Some jobs are inherently dangerous: for example if you work in construction, manufacturing, mining, utility repairs, or any profession that uses heavy machinery or sharp tools. However, after any work-related injury, you are entitled to compensation.
Getting compensated is important. The severity of your injury and the length of your recovery process may mean that you will be (or were) out of work for a significant period of time. Even after returning to work, you may be limited in ways you weren’t before, and you could have trouble finding another job down the road if you might need to. Workers comp ensures you are paid for medical care, rehabilitation, and wage replacement if you have to miss work. That way, you’re not drowning in losses later on.
How To File A Claim
You should file a claim with your employer as soon as you are injured. Although states vary widely on the number of days you have after an injury, most states require that you are given at least a month to fill out the necessary paperwork and file your claim.

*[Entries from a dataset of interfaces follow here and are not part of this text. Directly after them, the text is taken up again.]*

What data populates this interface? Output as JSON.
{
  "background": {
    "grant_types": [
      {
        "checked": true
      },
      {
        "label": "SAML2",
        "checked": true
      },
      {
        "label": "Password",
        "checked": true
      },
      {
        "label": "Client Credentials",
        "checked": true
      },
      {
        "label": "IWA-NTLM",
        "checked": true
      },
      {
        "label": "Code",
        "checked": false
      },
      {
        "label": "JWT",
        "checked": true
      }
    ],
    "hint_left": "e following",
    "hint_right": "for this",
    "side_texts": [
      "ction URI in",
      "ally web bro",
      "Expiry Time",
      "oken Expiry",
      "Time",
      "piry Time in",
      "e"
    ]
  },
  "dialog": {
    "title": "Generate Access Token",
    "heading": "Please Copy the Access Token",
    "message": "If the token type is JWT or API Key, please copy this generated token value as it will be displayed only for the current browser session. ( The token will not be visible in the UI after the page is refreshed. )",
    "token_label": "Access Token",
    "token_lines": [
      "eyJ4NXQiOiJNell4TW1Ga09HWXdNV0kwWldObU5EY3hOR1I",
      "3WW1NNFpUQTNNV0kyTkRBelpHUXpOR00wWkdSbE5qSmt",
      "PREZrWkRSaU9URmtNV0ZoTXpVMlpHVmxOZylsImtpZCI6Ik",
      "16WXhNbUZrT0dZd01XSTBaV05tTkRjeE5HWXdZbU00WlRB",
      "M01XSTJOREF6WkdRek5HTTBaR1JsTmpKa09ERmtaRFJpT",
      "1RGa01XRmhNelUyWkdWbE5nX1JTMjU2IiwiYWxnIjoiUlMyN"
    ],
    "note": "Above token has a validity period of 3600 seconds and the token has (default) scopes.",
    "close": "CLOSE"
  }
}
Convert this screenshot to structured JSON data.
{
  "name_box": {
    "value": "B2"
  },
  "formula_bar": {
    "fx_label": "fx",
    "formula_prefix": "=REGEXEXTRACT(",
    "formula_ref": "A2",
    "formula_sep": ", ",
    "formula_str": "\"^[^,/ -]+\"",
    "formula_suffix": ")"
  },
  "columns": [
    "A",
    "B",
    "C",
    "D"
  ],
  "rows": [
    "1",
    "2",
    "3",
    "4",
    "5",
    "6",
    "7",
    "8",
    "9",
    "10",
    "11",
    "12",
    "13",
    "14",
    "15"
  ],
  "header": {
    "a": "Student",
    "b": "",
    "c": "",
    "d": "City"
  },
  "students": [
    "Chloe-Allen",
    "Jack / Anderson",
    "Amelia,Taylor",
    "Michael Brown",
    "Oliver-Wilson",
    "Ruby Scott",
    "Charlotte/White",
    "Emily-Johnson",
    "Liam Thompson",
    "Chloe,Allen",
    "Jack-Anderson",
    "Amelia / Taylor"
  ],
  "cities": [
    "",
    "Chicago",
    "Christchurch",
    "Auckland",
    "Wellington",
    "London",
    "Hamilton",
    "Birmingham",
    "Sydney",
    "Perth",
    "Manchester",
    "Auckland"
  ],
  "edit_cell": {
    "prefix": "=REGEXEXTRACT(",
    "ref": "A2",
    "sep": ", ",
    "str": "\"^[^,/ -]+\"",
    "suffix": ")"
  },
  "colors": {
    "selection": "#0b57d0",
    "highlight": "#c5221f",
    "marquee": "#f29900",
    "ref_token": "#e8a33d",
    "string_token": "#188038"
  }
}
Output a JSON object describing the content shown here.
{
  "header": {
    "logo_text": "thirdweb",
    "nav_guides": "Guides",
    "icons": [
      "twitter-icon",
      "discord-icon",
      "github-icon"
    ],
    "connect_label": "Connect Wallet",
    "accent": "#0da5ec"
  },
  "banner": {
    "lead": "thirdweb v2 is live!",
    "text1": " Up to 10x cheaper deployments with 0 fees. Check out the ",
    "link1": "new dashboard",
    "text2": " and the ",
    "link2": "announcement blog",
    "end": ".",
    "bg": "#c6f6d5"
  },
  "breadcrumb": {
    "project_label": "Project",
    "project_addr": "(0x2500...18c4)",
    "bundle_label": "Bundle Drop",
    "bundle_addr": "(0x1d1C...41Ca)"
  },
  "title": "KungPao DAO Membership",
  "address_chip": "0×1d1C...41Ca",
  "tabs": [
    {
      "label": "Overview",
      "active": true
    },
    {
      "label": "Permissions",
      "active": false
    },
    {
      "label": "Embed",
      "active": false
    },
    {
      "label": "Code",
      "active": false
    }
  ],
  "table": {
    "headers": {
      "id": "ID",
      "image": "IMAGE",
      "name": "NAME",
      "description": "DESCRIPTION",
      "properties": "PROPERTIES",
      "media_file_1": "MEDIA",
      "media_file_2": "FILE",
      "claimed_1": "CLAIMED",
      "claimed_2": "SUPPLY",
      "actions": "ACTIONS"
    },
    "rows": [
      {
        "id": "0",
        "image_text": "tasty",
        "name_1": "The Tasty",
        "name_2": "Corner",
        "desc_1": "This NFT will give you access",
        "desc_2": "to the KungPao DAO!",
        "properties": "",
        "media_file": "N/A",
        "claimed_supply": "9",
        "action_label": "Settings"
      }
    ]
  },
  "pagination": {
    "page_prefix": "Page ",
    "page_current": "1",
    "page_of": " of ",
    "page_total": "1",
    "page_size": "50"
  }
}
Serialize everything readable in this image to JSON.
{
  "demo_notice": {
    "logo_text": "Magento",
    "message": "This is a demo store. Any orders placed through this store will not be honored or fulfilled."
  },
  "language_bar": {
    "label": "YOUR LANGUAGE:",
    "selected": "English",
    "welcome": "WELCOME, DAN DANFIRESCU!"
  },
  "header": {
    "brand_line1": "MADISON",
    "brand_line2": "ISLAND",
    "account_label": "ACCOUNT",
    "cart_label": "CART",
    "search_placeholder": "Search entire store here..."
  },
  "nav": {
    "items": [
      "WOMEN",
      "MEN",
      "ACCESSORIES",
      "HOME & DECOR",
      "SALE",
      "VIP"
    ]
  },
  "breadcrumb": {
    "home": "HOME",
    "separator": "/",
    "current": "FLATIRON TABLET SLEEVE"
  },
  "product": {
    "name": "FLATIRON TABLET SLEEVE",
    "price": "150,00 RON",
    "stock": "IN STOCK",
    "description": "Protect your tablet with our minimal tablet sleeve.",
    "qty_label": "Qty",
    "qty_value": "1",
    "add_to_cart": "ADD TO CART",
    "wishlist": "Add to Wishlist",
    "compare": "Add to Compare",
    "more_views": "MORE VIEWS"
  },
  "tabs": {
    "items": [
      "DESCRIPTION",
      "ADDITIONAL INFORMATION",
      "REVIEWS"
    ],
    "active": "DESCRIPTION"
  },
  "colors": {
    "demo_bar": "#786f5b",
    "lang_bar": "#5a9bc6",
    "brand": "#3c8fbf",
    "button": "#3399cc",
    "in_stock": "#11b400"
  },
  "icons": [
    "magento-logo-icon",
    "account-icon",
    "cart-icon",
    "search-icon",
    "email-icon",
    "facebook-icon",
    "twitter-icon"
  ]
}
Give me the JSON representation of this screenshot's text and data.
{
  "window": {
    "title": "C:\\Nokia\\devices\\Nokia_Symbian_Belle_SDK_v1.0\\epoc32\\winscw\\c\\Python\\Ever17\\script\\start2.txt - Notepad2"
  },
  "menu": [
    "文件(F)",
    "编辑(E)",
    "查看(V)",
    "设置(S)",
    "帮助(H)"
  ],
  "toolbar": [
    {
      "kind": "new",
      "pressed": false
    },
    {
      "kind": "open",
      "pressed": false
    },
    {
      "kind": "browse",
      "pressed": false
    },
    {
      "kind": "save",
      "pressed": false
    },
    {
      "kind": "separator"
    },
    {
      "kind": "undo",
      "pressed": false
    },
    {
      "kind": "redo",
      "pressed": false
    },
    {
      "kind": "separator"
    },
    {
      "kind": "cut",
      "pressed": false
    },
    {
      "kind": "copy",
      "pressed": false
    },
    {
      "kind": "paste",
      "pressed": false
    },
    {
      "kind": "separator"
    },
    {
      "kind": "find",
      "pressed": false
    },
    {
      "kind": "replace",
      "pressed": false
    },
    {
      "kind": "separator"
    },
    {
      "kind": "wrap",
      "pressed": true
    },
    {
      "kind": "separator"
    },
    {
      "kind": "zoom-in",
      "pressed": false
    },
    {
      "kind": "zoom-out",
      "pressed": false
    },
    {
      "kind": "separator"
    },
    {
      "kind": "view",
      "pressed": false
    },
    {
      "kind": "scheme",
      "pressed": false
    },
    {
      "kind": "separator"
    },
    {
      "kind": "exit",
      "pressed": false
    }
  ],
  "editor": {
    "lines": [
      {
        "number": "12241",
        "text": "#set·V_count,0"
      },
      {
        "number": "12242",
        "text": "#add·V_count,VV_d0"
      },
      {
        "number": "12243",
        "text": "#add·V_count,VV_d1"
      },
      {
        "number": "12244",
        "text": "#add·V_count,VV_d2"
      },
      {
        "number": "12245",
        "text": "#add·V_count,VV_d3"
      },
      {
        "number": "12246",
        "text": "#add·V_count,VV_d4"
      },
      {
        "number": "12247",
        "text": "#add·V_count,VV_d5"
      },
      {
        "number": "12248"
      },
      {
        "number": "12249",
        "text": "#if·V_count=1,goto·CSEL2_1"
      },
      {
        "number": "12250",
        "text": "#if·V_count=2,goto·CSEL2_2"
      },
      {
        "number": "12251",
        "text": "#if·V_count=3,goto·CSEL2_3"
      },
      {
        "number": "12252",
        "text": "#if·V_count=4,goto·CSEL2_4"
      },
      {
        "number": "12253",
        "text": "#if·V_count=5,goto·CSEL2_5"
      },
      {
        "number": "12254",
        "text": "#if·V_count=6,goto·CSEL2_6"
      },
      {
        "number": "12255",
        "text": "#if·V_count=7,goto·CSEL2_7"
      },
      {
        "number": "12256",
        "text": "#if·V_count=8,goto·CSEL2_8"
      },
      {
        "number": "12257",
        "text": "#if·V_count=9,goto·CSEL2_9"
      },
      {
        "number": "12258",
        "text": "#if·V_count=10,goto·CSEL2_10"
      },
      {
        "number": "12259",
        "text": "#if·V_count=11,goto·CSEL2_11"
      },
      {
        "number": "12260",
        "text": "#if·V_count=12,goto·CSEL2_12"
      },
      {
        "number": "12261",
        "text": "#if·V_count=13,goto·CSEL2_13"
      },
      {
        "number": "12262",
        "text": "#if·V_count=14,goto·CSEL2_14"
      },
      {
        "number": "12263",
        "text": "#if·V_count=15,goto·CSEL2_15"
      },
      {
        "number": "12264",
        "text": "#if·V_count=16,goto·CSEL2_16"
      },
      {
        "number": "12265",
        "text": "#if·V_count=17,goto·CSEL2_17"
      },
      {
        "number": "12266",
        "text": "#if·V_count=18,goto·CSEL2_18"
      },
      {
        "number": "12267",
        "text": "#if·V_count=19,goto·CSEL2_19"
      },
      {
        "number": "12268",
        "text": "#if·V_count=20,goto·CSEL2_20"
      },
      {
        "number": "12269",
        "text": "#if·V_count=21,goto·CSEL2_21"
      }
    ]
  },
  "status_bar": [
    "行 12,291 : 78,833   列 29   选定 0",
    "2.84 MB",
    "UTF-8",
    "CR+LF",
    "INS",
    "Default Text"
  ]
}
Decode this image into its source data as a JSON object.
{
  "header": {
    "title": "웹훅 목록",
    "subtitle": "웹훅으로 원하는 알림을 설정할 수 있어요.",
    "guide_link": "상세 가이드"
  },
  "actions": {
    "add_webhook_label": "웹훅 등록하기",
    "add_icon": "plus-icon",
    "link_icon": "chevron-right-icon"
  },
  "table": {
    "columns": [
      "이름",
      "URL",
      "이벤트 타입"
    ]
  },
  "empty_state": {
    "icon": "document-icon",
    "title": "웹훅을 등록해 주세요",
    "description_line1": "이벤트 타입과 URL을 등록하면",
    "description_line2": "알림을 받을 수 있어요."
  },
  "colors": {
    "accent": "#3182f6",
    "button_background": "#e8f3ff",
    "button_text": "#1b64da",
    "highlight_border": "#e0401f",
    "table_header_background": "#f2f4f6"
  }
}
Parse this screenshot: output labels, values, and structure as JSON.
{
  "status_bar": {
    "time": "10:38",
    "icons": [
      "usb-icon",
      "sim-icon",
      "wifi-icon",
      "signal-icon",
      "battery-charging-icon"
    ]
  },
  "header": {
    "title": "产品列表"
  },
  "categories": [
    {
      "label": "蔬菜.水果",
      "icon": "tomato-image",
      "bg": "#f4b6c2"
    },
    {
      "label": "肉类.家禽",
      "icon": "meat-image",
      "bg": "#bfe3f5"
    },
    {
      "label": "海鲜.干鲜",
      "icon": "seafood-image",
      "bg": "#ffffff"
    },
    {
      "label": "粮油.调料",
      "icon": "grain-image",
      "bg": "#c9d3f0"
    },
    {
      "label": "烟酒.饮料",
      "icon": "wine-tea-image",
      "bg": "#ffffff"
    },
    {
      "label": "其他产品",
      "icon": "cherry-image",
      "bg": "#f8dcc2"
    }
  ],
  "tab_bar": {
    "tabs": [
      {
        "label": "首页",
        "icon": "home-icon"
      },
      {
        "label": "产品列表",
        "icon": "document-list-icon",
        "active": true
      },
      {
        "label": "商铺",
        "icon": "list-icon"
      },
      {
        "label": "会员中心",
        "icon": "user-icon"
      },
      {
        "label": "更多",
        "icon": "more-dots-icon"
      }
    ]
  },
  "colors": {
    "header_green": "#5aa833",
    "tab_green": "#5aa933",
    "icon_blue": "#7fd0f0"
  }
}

Keep detailed notes on what happened and how you got injured, and make sure you have all the right medical documentation on hand, including bills and treatment records, to support your claim. This will help you if either or employer or the insurance company decides to contest your claim later.
Claim forms are provided by and submitted to your employer. Once you submit them, always follow up to make sure they have submitted the forms to the right insurance carrier.
If your claim isn’t disputed by employer or insurance company, the insurance company will send you instructions on how to submit medical bills for compensation. Most often, you are entitled to compensation starting one week after your injury.
Each state has rules on how much money you should receive. If the injury is temporary, your medical bills will be paid and you’ll receive a percentage (about two-thirds) of your current gross wage while your away. If the disability is permanent, expect to be compensated based on the predetermined value of the body part. A completely disabled thumb for example, is worth between $300 and $350 a week.
When Things Get Tricky
What If Your Employer Says They Don’t Have Workers Comp
In every state, your employer is required to have workers comp insurance, provided there are at least a handful of employees (usually 3-5) at your workplace. In some states, an employer only has to have one employee. In a case where your employer really doesn’t have workers comp insurance, you can sue in court for the full amount of your losses. In some cases, this is even better than workers’ comp, because you can avoid the arbitrary cap on workers comp payments. Plus, you might win the right to more income for emotional distress (called “pain and suffering” in legal terms”), as well as for punitive damages – a fine your employer must pay for creating an unsafe workplace.
What If Your Employer Won’t Provide You With The Claim Forms
States also require that your employers cooperate fully with injury and workers’ comp claims. If you suspect mishandling or mismanagement of your claim forms, seek legal help.
You have plenty of legal options for other situations as they arise as well. For help with workers comp, you can contact your state’s Workers Compensation Office or call an attorney.
Remember, if you’re injured, don’t wait! You could minimize your losses, and at least lift the burden of financial stress during a long road of recovery.